(Items from a data source)

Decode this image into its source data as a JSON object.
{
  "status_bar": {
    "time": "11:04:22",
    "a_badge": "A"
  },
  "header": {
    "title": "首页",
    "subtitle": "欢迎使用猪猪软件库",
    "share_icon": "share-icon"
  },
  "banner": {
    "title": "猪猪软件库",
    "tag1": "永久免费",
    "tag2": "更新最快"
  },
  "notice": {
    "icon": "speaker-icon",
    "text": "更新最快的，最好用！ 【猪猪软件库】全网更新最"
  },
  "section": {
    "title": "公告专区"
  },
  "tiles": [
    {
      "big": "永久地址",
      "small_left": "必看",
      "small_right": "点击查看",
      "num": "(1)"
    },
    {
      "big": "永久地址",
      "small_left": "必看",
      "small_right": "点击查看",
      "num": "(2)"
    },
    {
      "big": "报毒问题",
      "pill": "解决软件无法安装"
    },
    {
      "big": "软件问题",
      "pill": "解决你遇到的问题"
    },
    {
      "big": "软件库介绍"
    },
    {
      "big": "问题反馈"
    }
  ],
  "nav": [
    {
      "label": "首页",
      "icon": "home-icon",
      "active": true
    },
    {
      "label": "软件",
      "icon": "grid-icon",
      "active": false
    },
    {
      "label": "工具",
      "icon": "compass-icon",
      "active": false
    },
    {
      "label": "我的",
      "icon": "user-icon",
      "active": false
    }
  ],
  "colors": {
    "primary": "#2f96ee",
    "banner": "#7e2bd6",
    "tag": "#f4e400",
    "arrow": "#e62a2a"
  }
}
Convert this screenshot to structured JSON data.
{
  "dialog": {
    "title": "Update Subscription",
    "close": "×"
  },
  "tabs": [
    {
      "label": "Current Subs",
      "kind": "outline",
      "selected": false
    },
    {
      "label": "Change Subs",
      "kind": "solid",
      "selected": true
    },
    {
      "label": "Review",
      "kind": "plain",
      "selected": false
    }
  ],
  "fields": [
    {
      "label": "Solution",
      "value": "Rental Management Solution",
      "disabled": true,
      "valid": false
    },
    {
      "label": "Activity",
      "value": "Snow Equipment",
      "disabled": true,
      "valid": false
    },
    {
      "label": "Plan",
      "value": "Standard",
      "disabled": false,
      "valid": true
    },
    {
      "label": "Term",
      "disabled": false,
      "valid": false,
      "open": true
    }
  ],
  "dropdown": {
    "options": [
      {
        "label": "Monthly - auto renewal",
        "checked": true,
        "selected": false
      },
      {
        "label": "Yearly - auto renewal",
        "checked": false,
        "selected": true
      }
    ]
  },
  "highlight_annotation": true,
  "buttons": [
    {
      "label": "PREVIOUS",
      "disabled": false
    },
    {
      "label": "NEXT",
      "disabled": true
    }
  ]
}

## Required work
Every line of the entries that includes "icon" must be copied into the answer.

## Answer section
    "share_icon": "share-icon"
    "icon": "speaker-icon",
      "icon": "home-icon",
      "icon": "grid-icon",
      "icon": "compass-icon",
      "icon": "user-icon",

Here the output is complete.